§ **Exercise directions**:
Scan the entries below. List each line with "window".

§ **Records provided**:

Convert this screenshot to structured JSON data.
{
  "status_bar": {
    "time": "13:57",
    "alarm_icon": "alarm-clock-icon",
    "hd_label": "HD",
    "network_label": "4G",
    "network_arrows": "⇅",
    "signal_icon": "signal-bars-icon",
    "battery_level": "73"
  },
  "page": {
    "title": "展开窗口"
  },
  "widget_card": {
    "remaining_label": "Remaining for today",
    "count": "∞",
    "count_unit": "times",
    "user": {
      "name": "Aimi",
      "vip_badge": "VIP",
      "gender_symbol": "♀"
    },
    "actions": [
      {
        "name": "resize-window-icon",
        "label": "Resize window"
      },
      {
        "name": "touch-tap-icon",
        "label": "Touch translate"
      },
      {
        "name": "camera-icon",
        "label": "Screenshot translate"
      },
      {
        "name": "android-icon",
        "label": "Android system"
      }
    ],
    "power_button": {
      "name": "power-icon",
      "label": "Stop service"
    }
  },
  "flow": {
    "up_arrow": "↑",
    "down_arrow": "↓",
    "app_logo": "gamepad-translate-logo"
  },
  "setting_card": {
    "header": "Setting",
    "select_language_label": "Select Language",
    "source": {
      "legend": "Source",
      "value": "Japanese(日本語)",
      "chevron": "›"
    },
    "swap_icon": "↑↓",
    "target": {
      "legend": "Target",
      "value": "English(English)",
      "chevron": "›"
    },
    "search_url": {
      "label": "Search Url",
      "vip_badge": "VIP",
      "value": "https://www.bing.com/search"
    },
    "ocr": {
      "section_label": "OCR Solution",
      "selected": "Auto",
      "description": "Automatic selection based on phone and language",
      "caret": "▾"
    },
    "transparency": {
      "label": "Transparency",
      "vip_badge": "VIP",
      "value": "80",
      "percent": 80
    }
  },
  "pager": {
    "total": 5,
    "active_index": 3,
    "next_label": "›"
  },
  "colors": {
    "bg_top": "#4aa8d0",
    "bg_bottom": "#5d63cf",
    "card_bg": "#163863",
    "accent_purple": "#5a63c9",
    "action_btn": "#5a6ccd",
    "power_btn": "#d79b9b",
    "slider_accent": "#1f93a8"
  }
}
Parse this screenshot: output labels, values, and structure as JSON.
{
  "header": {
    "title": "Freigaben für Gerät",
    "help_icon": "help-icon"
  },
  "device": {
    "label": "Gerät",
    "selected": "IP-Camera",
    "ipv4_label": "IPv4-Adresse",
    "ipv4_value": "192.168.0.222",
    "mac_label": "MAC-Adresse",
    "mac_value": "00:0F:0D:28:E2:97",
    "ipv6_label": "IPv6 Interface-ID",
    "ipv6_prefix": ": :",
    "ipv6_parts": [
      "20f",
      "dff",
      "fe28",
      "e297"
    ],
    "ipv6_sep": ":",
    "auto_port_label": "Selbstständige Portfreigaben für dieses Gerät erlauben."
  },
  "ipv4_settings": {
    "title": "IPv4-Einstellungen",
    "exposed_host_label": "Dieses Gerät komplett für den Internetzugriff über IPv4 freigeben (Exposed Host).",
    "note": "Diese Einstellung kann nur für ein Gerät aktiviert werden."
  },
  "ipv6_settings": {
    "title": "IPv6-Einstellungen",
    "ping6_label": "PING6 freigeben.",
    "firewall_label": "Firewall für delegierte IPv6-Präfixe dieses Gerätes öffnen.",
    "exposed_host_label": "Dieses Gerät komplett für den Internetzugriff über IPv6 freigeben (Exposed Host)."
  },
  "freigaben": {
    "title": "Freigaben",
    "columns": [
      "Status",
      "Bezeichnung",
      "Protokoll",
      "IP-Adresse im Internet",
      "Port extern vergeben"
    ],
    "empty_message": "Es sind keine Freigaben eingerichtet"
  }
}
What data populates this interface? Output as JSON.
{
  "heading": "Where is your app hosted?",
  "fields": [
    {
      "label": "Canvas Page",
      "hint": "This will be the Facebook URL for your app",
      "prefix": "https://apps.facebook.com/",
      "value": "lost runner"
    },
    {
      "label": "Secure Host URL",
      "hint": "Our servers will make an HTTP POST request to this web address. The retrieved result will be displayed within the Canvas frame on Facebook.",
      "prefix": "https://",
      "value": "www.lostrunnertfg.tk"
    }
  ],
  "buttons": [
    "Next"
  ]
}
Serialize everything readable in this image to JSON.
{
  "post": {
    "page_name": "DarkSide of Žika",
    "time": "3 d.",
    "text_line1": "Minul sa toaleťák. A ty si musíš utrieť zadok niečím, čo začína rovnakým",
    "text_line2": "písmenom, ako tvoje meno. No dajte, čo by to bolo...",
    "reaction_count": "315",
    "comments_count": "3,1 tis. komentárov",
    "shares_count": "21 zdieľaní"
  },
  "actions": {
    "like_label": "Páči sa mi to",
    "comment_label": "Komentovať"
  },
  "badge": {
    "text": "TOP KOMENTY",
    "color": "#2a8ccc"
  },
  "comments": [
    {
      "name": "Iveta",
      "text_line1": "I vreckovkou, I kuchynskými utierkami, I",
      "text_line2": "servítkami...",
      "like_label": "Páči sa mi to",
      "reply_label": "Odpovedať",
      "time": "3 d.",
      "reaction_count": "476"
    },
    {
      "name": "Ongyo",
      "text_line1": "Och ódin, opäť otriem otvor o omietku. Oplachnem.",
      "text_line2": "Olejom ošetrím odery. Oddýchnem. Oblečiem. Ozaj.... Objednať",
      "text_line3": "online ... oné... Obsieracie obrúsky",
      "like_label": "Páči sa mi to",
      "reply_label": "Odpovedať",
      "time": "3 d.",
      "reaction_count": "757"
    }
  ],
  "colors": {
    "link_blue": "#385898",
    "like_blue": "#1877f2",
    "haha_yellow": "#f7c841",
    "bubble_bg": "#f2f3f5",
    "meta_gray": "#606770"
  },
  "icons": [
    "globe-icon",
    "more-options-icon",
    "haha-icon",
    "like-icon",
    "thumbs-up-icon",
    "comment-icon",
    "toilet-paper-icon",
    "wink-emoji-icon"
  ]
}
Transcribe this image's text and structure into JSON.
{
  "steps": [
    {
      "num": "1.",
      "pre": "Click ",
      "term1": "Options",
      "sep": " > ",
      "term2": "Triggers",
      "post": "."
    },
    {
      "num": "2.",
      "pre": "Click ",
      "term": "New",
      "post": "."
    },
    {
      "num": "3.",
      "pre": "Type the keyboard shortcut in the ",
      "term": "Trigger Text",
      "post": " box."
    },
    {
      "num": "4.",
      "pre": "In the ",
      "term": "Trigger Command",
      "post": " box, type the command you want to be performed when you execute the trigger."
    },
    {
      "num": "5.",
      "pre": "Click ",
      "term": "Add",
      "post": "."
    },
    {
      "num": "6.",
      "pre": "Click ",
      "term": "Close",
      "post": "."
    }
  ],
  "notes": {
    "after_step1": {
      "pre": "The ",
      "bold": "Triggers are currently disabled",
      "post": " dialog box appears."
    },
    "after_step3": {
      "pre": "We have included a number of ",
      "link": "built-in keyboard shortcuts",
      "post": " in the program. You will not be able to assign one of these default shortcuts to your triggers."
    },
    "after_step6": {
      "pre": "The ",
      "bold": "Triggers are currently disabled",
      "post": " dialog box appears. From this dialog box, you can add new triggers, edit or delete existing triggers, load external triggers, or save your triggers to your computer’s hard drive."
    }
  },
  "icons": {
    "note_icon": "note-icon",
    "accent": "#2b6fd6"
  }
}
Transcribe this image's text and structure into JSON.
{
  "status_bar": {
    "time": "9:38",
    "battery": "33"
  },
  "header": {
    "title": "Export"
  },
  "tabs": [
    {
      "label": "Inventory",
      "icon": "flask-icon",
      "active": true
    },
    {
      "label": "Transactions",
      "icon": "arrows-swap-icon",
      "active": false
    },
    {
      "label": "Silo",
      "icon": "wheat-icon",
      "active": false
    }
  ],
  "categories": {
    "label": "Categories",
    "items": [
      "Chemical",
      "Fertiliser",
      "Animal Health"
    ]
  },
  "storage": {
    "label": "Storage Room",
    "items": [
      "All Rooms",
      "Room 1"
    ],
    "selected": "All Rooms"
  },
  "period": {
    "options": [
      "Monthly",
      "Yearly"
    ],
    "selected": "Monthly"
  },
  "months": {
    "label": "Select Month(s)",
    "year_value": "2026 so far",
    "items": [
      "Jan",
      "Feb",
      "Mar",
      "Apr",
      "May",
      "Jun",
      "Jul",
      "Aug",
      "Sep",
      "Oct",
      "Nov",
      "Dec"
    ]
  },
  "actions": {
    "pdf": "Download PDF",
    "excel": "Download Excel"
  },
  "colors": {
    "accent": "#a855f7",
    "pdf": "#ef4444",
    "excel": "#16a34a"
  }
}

§ **Exercise output**:
        "name": "resize-window-icon",
        "label": "Resize window"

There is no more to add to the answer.